Work to complete
The lines to return are those below that contain the word "folders".

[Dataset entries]
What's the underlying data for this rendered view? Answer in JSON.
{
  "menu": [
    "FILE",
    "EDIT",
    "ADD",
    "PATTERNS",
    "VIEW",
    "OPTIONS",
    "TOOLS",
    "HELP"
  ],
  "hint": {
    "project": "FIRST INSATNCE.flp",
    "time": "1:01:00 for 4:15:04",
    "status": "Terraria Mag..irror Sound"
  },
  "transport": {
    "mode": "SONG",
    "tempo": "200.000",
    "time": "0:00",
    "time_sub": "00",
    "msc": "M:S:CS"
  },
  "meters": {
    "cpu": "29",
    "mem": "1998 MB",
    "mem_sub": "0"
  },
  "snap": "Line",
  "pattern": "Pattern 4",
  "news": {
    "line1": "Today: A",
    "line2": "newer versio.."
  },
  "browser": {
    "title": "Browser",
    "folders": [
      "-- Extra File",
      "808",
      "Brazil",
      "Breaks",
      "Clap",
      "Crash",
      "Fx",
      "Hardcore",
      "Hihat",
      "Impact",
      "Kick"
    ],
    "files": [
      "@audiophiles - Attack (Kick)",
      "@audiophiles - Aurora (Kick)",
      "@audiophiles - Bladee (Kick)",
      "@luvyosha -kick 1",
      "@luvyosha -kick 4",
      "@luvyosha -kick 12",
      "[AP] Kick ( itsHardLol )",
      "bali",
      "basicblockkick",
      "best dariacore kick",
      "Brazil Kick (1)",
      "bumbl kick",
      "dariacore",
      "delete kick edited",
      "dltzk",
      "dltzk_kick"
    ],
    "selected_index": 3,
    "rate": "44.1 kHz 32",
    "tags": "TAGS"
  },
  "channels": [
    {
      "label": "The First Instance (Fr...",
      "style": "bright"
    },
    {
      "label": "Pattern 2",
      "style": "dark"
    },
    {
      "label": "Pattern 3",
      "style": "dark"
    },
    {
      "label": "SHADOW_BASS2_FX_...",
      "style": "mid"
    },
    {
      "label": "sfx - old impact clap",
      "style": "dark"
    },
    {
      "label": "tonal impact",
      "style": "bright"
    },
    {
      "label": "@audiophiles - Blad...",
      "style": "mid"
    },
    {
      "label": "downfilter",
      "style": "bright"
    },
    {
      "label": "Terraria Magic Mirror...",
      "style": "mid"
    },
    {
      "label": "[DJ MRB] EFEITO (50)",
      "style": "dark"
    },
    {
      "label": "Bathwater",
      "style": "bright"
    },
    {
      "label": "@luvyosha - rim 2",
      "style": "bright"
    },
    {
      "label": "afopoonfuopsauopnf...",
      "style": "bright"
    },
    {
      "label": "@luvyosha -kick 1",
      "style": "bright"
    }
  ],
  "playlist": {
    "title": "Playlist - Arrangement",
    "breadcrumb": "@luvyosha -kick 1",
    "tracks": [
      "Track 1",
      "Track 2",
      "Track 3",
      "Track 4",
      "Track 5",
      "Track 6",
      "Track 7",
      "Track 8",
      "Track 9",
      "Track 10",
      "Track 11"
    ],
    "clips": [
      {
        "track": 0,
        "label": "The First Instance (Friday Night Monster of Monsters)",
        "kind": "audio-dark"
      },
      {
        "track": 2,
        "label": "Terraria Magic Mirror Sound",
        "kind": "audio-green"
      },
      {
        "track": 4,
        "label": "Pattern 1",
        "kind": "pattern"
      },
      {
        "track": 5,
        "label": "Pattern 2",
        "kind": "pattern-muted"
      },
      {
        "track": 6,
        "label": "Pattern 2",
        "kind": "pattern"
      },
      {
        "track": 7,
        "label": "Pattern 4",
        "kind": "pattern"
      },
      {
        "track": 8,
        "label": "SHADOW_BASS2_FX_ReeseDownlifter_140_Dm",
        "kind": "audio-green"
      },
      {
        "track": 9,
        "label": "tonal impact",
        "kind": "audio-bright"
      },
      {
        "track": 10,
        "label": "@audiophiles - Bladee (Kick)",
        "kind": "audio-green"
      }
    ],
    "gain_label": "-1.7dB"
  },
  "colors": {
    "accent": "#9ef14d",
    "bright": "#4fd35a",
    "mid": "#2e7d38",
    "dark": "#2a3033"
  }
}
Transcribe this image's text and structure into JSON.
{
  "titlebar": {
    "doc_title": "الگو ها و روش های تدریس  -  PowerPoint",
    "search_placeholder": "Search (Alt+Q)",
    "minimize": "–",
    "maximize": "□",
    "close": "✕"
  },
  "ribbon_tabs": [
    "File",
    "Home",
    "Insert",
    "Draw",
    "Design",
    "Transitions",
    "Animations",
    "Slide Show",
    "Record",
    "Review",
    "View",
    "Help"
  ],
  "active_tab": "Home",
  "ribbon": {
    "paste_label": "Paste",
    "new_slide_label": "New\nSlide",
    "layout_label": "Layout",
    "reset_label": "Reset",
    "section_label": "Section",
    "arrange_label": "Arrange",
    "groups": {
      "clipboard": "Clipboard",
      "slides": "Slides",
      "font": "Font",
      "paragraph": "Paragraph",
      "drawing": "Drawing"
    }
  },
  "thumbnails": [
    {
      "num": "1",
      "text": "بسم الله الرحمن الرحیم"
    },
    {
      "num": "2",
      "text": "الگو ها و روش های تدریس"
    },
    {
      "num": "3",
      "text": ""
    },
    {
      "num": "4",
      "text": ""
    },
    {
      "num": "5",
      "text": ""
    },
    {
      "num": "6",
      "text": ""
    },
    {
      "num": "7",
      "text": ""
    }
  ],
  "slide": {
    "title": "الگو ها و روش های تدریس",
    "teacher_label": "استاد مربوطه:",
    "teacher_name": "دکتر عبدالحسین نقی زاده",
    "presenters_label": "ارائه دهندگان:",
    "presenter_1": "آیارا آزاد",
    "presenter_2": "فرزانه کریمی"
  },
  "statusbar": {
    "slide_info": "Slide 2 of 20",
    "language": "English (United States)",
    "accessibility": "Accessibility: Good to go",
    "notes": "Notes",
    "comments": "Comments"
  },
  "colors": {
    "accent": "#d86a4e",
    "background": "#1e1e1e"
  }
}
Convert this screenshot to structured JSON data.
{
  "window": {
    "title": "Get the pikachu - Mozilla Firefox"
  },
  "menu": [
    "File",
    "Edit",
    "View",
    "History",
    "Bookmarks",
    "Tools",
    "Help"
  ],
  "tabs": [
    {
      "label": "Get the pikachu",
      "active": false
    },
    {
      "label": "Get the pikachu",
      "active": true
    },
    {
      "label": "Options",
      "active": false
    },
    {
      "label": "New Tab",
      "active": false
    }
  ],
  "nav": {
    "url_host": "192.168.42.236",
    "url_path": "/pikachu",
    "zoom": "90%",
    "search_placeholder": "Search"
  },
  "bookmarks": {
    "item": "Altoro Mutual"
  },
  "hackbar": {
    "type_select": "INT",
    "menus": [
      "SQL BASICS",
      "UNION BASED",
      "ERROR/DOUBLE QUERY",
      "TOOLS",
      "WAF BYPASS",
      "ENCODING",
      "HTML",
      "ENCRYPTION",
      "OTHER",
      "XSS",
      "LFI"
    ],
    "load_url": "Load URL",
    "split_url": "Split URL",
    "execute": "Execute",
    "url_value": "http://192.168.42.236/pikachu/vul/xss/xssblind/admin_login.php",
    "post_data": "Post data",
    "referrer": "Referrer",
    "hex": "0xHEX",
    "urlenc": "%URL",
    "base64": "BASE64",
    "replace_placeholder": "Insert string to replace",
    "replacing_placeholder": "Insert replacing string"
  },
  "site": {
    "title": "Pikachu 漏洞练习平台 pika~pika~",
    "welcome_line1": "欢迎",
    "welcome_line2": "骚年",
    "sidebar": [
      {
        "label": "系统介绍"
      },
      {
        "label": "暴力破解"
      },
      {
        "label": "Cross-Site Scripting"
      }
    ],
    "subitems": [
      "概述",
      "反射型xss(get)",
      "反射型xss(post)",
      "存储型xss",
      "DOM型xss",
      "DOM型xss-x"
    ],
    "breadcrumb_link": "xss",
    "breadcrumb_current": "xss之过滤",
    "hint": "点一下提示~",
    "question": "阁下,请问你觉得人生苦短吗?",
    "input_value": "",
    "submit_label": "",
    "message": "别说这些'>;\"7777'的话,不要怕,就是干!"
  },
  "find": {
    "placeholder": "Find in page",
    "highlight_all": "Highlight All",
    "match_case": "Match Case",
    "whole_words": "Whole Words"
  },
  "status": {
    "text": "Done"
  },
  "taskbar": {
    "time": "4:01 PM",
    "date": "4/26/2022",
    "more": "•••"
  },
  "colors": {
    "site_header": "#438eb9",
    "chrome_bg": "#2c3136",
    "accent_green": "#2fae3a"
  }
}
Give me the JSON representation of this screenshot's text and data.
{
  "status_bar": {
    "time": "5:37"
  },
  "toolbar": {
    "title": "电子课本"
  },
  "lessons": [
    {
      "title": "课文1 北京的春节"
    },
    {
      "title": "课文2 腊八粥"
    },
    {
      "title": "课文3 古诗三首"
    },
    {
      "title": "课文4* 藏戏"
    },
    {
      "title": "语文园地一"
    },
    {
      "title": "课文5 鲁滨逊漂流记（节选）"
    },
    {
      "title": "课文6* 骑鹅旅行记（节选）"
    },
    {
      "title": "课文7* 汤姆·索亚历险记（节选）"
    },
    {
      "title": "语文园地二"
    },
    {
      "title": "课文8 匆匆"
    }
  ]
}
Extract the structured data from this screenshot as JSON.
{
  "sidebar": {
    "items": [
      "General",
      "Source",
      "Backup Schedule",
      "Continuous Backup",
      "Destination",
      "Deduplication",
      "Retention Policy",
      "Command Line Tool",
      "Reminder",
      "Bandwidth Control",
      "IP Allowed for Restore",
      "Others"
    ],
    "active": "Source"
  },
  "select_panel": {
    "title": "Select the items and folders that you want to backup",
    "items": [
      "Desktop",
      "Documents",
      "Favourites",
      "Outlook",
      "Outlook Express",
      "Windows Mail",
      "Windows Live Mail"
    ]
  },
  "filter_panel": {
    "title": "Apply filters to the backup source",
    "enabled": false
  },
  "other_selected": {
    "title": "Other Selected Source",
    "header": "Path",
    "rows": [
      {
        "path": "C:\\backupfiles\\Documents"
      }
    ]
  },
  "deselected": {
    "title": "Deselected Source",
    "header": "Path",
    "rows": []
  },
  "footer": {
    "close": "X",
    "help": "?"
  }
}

Task response
    "folders": [
    "title": "Select the items and folders that you want to backup",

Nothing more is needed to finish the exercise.